Adrian Alarcon, director of media relations for the Archdiocese of Los Angeles, told CNA that Dodgers’ faith and family day announcement has not changed their position. 

In the archdiocese’s statement last week, they called on “all Catholics and people of goodwill to stand against bigotry and hate in any form and to stand for respect for one another and for the religious beliefs of our communities of faith.” 

As of today, Alarcon said: “Our position is the same.”

Liz Wheeler, a conservative political commentator and Catholic, responded to the Dodgers’ faith and family announcement tweet, saying: “How dare you try to pander to Christians because you need us as consumers while at the same time you HONOR an anti-Christian hate group that blasphemes Jesus with ‘Jesus and Mary striptease’ and ‘dildo dipped in drugs blessings’ & ‘semen’ filled chalices? You are grotesque.”

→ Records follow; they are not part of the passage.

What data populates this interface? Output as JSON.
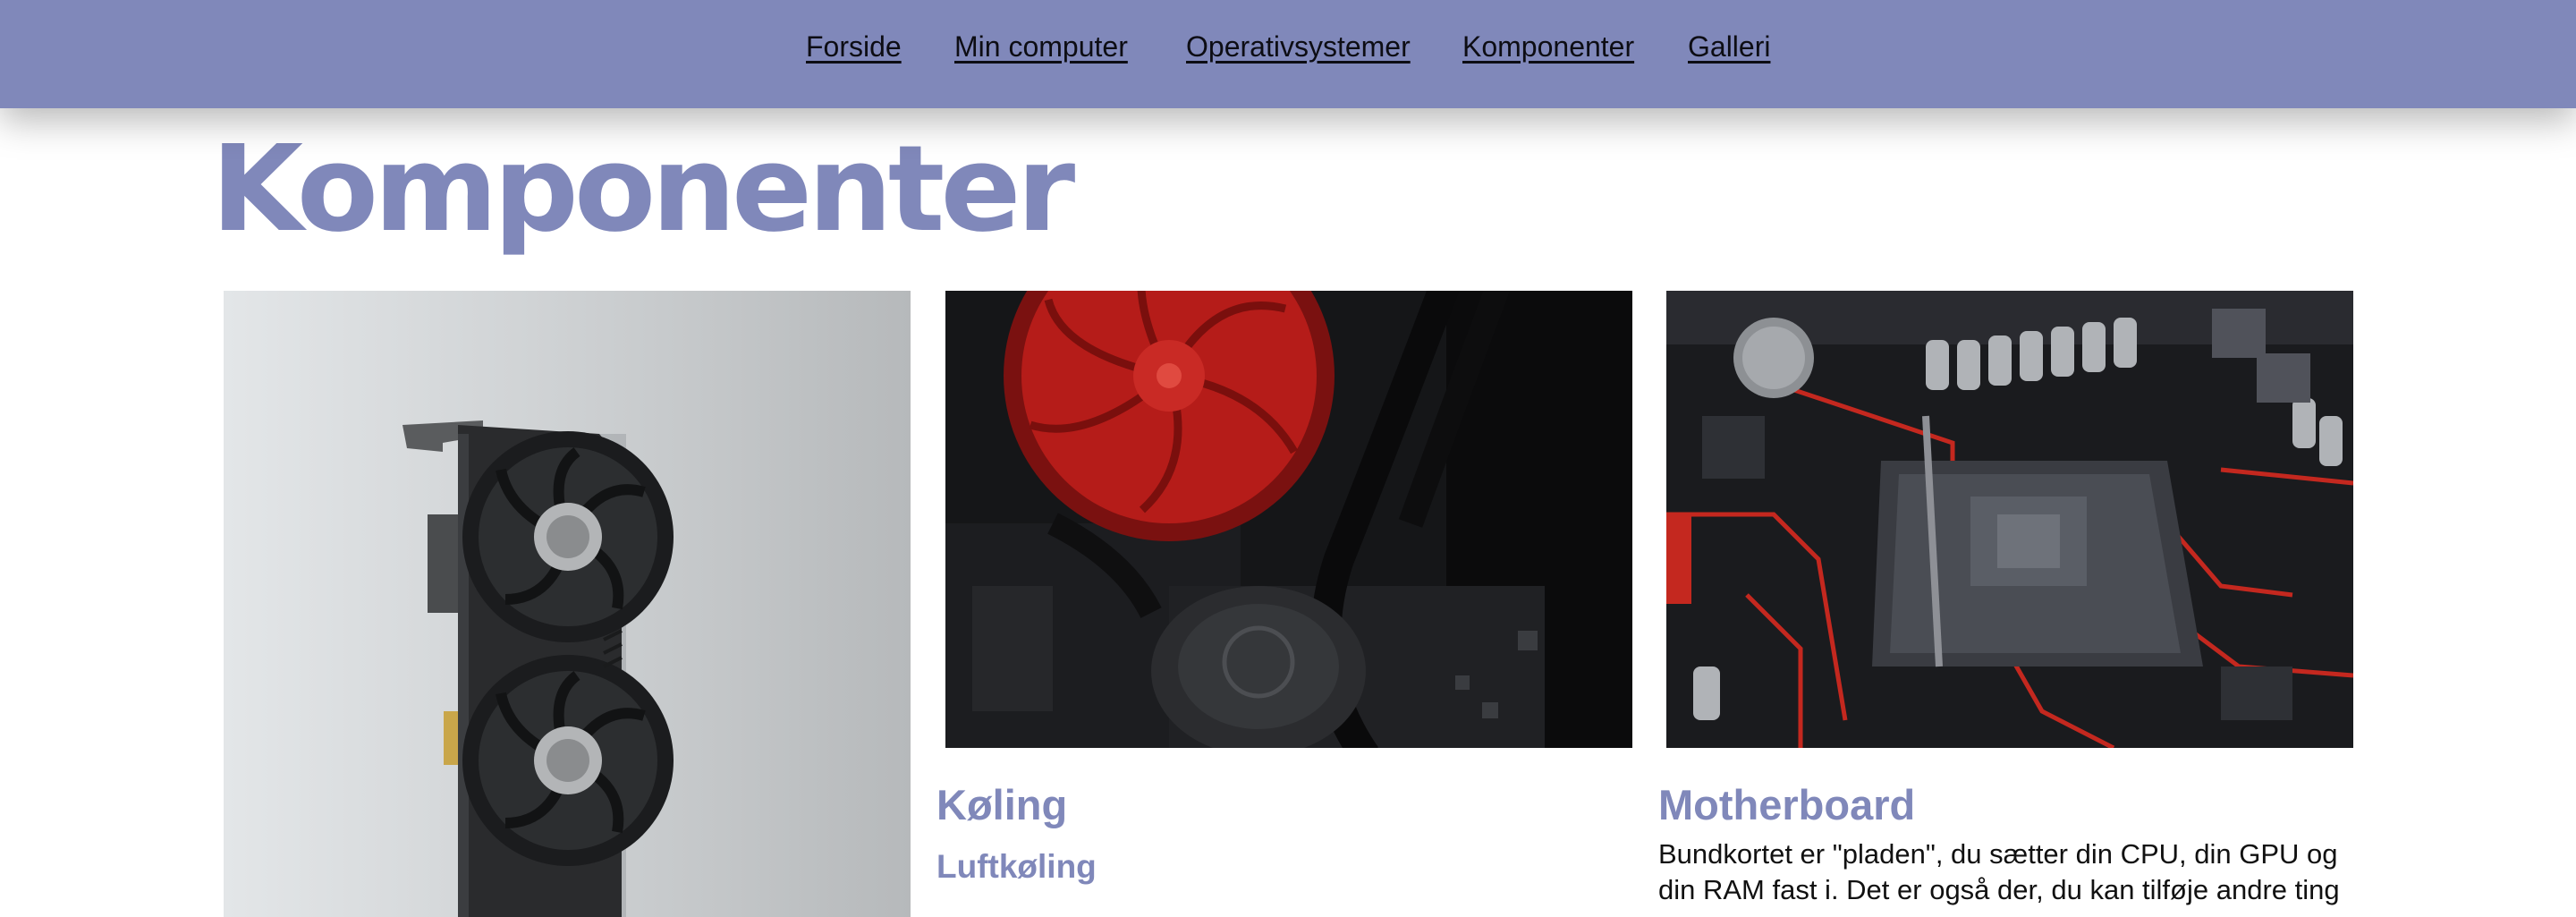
{
  "nav": {
    "items": [
      "Forside",
      "Min computer",
      "Operativsystemer",
      "Komponenter",
      "Galleri"
    ]
  },
  "page": {
    "title": "Komponenter"
  },
  "cards": [
    {
      "image_subject": "graphics card",
      "title": ""
    },
    {
      "image_subject": "red cpu fan and water cooling",
      "title": "Køling",
      "subtitle": "Luftkøling"
    },
    {
      "image_subject": "motherboard cpu socket",
      "title": "Motherboard",
      "text": "Bundkortet er \"pladen\", du sætter din CPU, din GPU og din RAM fast i. Det er også der, du kan tilføje andre ting"
    }
  ],
  "colors": {
    "nav_bg": "#8088ba",
    "accent": "#8088ba",
    "text": "#111111",
    "background": "#ffffff"
  }
}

CatholicVote announced on Friday that it would spend $1 million on a television, digital, and billboard ad campaign to encourage Los Angeles residents to boycott the Dodgers. 

“Creating a ‘faith and family’ event does not balance the decision to honor a perverted, fake ‘nun’ group that exists to mock the Catholic religion,” CatholicVote President Brian Burch said in a press release. “The Dodgers have one path forward: apologize and stop honoring hateful anti-Catholic organizations.”